- Sun Exposure: Spending time in natural sunlight can help regulate your internal body clock. Exposure to morning sunlight in particular can be vital for maintaining healthy sleep patterns.
- Holistic Approaches: Techniques such as meditation, deep breathing, and maintaining a consistent bedtime routine can provide sustainable paths to better sleep without the need for supplementation.
The journey to wellness, particularly in the realm of sleep and relaxation, is a multifaceted one. In a world that often leaves us stressed and fatigued, supplements like Ashwagandha and melatonin have emerged as valuable tools to promote better sleep and well-being.
Ashwagandha, with its adaptogenic properties, offers a holistic approach to combat stress and anxiety. Its applications extend beyond sleep, providing an overall balance to mind and body. Its ancient roots and modern scientific backing make it an appealing option for a wide array of individuals.
Melatonin, on the other hand, provides a more targeted approach to sleep regulation. Its natural presence in our body and ability to align our internal clocks has made it a popular choice for those dealing with specific sleep challenges such as insomnia or jet lag. However, the cautionary tale of long-term usage, potential impact on testosterone, and other considerations call for thoughtful application and consultation with healthcare professionals.

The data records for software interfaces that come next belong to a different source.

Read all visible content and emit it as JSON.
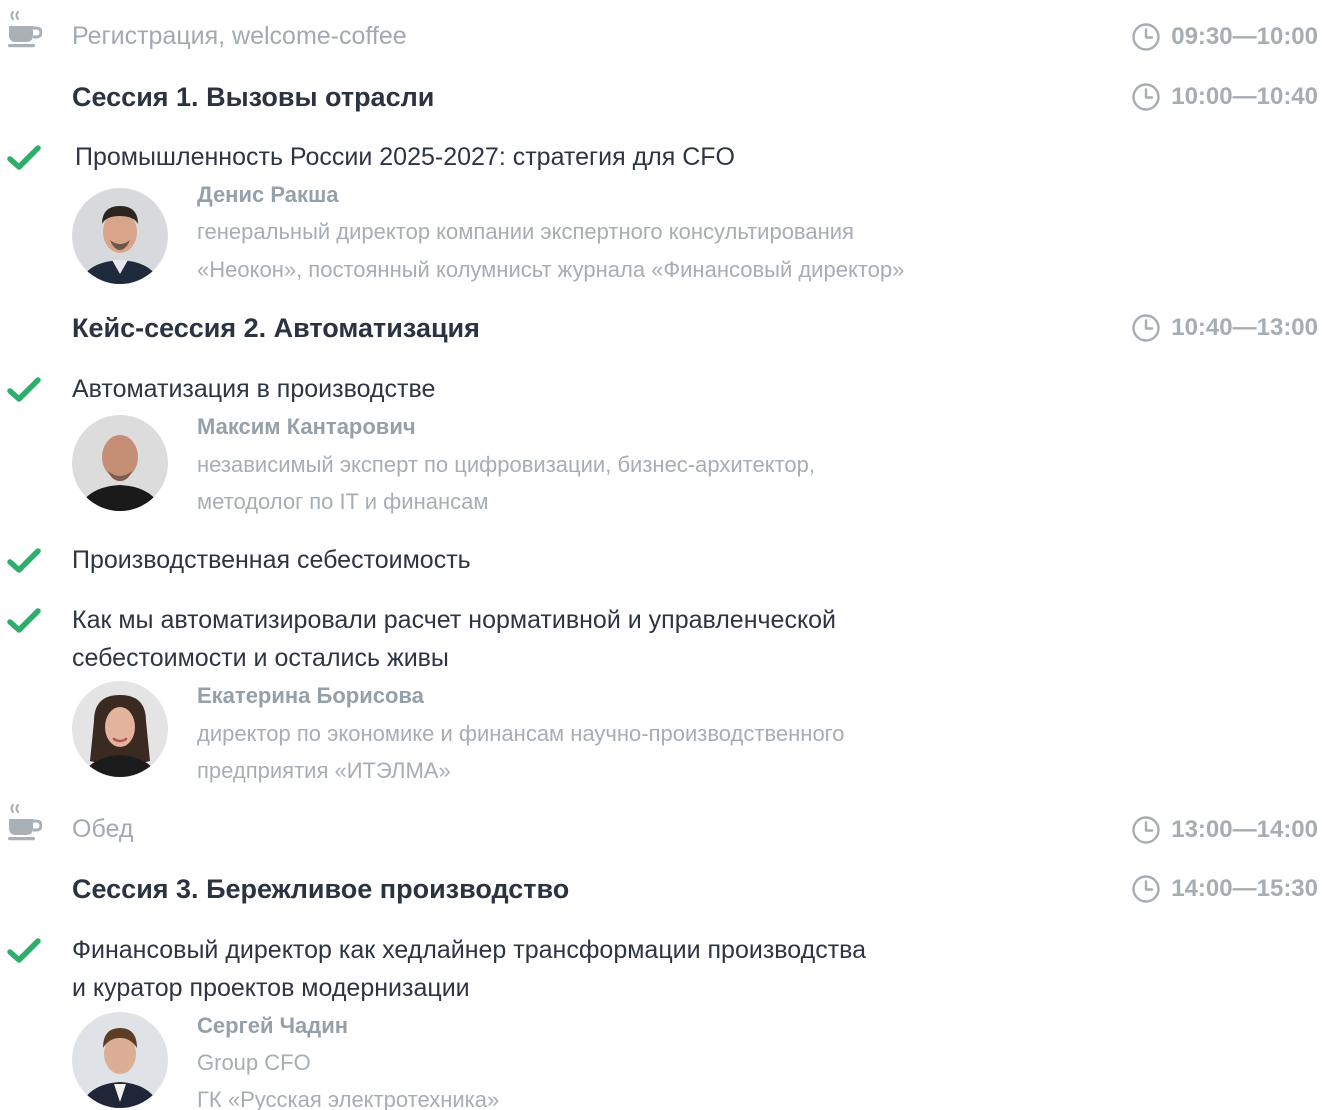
{
  "agenda": {
    "registration": {
      "title": "Регистрация, welcome-coffee",
      "time": "09:30—10:00"
    },
    "session1": {
      "title": "Сессия 1. Вызовы отрасли",
      "time": "10:00—10:40",
      "talk1": {
        "title": "Промышленность России 2025-2027: стратегия для CFO",
        "speaker_name": "Денис Ракша",
        "speaker_role_line1": "генеральный директор компании экспертного консультирования",
        "speaker_role_line2": "«Неокон», постоянный колумнисьт журнала «Финансовый директор»"
      }
    },
    "session2": {
      "title": "Кейс-сессия 2. Автоматизация",
      "time": "10:40—13:00",
      "talk1": {
        "title": "Автоматизация в производстве",
        "speaker_name": "Максим Кантарович",
        "speaker_role_line1": "независимый эксперт по цифровизации, бизнес-архитектор,",
        "speaker_role_line2": "методолог по IT и финансам"
      },
      "talk2": {
        "title": "Производственная себестоимость"
      },
      "talk3": {
        "title_line1": "Как мы автоматизировали расчет нормативной  и управленческой",
        "title_line2": "себестоимости и остались живы",
        "speaker_name": "Екатерина Борисова",
        "speaker_role_line1": "директор по экономике и финансам научно-производственного",
        "speaker_role_line2": "предприятия «ИТЭЛМА»"
      }
    },
    "lunch": {
      "title": "Обед",
      "time": "13:00—14:00"
    },
    "session3": {
      "title": "Сессия 3. Бережливое производство",
      "time": "14:00—15:30",
      "talk1": {
        "title_line1": "Финансовый директор как хедлайнер трансформации производства",
        "title_line2": "и куратор проектов модернизации",
        "speaker_name": "Сергей Чадин",
        "speaker_role_line1": "Group CFO",
        "speaker_role_line2": "ГК «Русская электротехника»"
      }
    }
  },
  "icons": {
    "coffee": "coffee-cup-icon",
    "check": "checkmark-icon",
    "clock": "clock-icon"
  },
  "colors": {
    "check": "#2eae6b",
    "title_dark": "#2b3340",
    "muted": "#a6adb3"
  }
}
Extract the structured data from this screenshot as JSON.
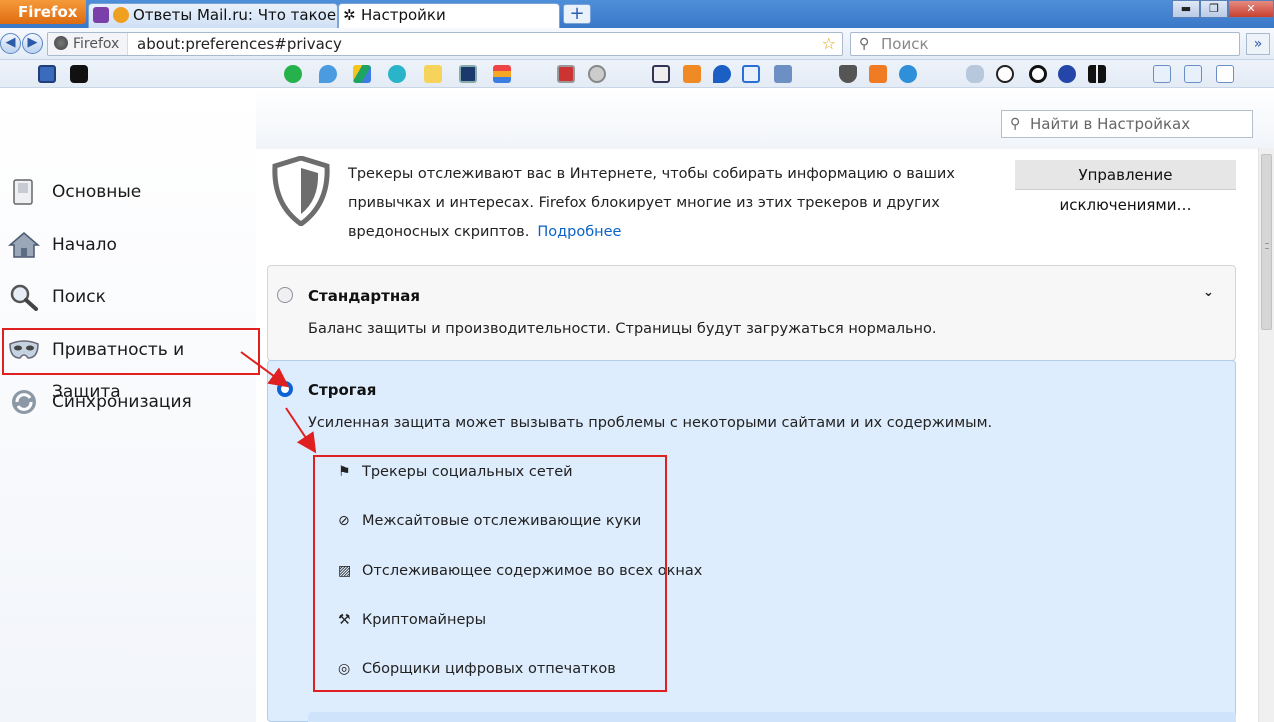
{
  "browser": {
    "menu_label": "Firefox",
    "tabs": [
      {
        "label": "Ответы Mail.ru: Что такое"
      },
      {
        "label": "Настройки"
      }
    ],
    "new_tab": "+",
    "window_buttons": {
      "minimize": "▬",
      "restore": "❐",
      "close": "✕"
    },
    "identity_label": "Firefox",
    "url": "about:preferences#privacy",
    "search_placeholder": "Поиск",
    "overflow": "»"
  },
  "sidebar": {
    "items": [
      {
        "label": "Основные"
      },
      {
        "label": "Начало"
      },
      {
        "label": "Поиск"
      },
      {
        "label": "Приватность и Защита"
      },
      {
        "label": "Синхронизация"
      }
    ]
  },
  "find_placeholder": "Найти в Настройках",
  "tracking": {
    "description": "Трекеры отслеживают вас в Интернете, чтобы собирать информацию о ваших привычках и интересах. Firefox блокирует многие из этих трекеров и других вредоносных скриптов.",
    "learn_more": "Подробнее",
    "manage_exceptions": "Управление исключениями…"
  },
  "standard": {
    "title": "Стандартная",
    "description": "Баланс защиты и производительности. Страницы будут загружаться нормально."
  },
  "strict": {
    "title": "Строгая",
    "description": "Усиленная защита может вызывать проблемы с некоторыми сайтами и их содержимым.",
    "features": [
      {
        "label": "Трекеры социальных сетей"
      },
      {
        "label": "Межсайтовые отслеживающие куки"
      },
      {
        "label": "Отслеживающее содержимое во всех окнах"
      },
      {
        "label": "Криптомайнеры"
      },
      {
        "label": "Сборщики цифровых отпечатков"
      }
    ]
  },
  "colors": {
    "annotation": "#e02020",
    "strict_bg": "#deedfd",
    "link": "#0a62c8",
    "radio": "#0a62d6"
  }
}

The exploration of alternatives such as Magtein (Magnesium L-Threonate), Magnesium Glycinate, exercise, and sun exposure widens the scope of strategies that can be employed to achieve restorative sleep without reliance on a single supplement. These alternatives not only underscore the importance of a balanced approach but also emphasize the vitality of tuning into our bodies’ unique needs.
The choice between Ashwagandha and melatonin or even a combination of both may vary from person to person. But the overarching theme remains the same: The path to wellness is an individual journey, and there is no one-size-fits-all solution. It involves constant learning, awareness, and willingness to adapt.
Understanding the unique characteristics of these supplements, the potential pitfalls, and the variety of natural alternatives available, empowers us all to make informed and nuanced decisions. By approaching sleep and relaxation from multiple angles and embracing both scientific insights and natural methods, we can foster a more harmonious relationship with our bodies and minds, leading to a richer, more fulfilling life.
The discussion of Ashwagandha vs. melatonin serves as a reflection of the broader wellness conversation – a conversation filled with complexity, discovery, and endless potential for growth. Engaging with this conversation with an open mind, critical thinking, and a sense of exploration may just be the key to unlocking a future where better sleep and well-being are accessible to all.
- Chandrasekhar, K., et al. “A Prospective, Randomized Double-Blind, Placebo-Controlled Study of Safety and Efficacy of a High-Concentration Full-Spectrum Extract of Ashwagandha Root in Reducing Stress and Anxiety in Adults.” Journal of Alternative and Complementary Medicine, 2012
- Ferracioli-Oda, E., et al. “Meta-analysis: melatonin for the treatment of primary sleep disorders.” PLoS One, 2013